In response to major societal changes resulting from world urbanization and population increase, manmade and natural disasters, and globalization of manufacturing and design, the American Society of Civil Engineers (ASCE) has launched a profound reform of engineering education which aims at evolving civil engineering in the 21st century. ASCE has recently released a Body of Knowledge (BOK version 2, 2007) in response to the changing needs of educating engineers to meet societal challenges. This paper examines how BOK2 applies the concept of learning taxonomy, originally developed by Bloom (1956) and later revised by Anderson and Krathwohl (2001). This learning taxonomy articulates learning in a two dimensional framework that includes knowledge dimensions and cognitive process dimensions. The knowledge dimensions include factual, conceptual, procedural, and metacognitive knowledge. The cognitive process dimensions include six levels characterized by descriptors and actions including: remember, understand, apply, analyze, create, and evaluate.

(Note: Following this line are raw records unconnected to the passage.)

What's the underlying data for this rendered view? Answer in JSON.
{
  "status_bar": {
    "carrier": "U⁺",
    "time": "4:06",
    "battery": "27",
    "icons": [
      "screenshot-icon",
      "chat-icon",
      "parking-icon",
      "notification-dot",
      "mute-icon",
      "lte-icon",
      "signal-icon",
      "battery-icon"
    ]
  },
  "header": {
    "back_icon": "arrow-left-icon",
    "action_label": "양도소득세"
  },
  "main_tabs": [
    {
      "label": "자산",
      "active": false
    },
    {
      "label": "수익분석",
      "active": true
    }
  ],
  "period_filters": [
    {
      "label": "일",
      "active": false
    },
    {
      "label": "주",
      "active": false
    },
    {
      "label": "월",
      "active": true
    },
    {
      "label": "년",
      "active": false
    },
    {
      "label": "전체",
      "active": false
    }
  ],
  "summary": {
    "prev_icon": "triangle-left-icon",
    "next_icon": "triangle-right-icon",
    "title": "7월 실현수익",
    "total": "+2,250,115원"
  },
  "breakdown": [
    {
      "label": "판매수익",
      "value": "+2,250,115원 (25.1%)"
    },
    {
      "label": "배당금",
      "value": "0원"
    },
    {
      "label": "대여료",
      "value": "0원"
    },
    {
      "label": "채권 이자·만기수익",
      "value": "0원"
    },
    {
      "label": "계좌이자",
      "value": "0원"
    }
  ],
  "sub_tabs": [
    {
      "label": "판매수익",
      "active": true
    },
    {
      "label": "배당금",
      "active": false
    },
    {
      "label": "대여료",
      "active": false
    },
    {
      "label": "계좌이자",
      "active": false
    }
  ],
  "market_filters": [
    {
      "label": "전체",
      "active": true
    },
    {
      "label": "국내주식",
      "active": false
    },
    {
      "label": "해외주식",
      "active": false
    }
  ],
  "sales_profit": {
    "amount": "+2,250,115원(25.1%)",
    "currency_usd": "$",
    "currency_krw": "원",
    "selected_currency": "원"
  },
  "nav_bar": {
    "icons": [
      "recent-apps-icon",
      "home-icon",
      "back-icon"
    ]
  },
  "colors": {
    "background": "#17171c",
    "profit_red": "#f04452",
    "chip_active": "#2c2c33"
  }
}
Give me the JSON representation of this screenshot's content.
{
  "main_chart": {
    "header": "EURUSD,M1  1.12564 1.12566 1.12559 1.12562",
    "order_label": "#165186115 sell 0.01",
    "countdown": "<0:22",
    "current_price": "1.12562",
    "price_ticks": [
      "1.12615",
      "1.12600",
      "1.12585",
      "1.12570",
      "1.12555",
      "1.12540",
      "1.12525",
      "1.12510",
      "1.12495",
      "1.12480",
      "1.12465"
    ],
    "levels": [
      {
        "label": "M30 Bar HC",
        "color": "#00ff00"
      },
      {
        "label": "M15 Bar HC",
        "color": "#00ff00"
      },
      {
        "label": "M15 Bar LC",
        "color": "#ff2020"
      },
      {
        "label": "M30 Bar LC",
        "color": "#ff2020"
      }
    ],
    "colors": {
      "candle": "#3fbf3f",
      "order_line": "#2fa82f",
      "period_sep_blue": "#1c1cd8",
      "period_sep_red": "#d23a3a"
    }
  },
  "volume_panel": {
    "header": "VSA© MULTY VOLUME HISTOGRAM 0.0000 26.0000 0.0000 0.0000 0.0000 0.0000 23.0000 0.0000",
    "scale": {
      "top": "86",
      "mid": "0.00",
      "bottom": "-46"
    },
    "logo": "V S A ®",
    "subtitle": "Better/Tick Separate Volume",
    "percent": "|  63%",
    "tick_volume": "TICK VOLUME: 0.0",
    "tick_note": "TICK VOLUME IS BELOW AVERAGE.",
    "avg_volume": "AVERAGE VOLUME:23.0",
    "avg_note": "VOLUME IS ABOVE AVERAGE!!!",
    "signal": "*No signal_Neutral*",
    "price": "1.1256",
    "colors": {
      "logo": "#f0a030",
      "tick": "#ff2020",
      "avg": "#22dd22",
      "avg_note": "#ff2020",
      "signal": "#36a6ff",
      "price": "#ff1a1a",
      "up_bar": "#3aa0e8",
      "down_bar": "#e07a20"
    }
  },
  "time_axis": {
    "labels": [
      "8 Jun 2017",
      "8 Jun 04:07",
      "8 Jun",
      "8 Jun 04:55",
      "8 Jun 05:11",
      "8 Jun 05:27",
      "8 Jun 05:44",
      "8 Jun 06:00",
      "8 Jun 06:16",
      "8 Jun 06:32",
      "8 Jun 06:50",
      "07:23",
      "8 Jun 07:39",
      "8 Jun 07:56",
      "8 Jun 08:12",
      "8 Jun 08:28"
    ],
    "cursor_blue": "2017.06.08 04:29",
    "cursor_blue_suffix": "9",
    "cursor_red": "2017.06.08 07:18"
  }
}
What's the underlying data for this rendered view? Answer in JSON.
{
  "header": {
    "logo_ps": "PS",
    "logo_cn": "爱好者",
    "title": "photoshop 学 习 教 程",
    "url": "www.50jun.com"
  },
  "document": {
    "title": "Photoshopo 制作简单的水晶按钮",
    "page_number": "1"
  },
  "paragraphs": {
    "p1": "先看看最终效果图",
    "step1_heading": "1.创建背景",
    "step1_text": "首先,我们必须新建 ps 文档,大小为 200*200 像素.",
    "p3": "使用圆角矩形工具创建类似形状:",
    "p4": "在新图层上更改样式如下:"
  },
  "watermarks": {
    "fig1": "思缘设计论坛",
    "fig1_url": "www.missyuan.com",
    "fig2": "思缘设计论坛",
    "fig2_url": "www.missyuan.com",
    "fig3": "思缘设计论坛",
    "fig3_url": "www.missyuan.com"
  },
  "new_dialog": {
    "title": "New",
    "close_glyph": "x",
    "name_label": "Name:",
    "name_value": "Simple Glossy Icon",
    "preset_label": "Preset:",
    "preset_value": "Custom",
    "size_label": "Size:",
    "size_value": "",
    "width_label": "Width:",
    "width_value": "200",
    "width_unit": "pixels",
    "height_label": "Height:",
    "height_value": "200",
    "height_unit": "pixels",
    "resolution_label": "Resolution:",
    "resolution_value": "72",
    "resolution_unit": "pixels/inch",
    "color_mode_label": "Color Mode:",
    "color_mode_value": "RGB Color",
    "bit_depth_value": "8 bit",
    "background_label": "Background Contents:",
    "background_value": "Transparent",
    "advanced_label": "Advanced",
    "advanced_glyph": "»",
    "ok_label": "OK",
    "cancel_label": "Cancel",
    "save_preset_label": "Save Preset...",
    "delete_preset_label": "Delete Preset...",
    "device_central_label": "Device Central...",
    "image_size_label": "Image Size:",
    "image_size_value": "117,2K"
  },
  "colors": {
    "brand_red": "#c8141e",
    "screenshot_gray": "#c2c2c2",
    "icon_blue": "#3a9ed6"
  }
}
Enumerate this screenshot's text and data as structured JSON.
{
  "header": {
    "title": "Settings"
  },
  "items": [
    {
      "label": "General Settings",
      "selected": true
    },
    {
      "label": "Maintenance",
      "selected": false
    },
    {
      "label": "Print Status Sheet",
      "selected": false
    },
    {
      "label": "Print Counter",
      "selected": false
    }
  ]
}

BOK2, which was developed using Bloom's taxonomy, is examined using Anderson's and Krathwohl's revised learning taxonomy as a guide. This is found to be an important step toward reforming engineering education. Indeed ASCE is among the first engineering profession to have adopted such a progressive approach to reforming engineering education. Our analysis suggests that BOK2 can become more effective pedagogically using the revised taxonomy, allowing it to aggressively promote the creativity required for the engineering profession to tackle the enormous challenges of the 21rst century.
|Original language||English (US)|
|Journal||ASEE Annual Conference and Exposition, Conference Proceedings|
|State||Published - 2009|
ASJC Scopus subject areas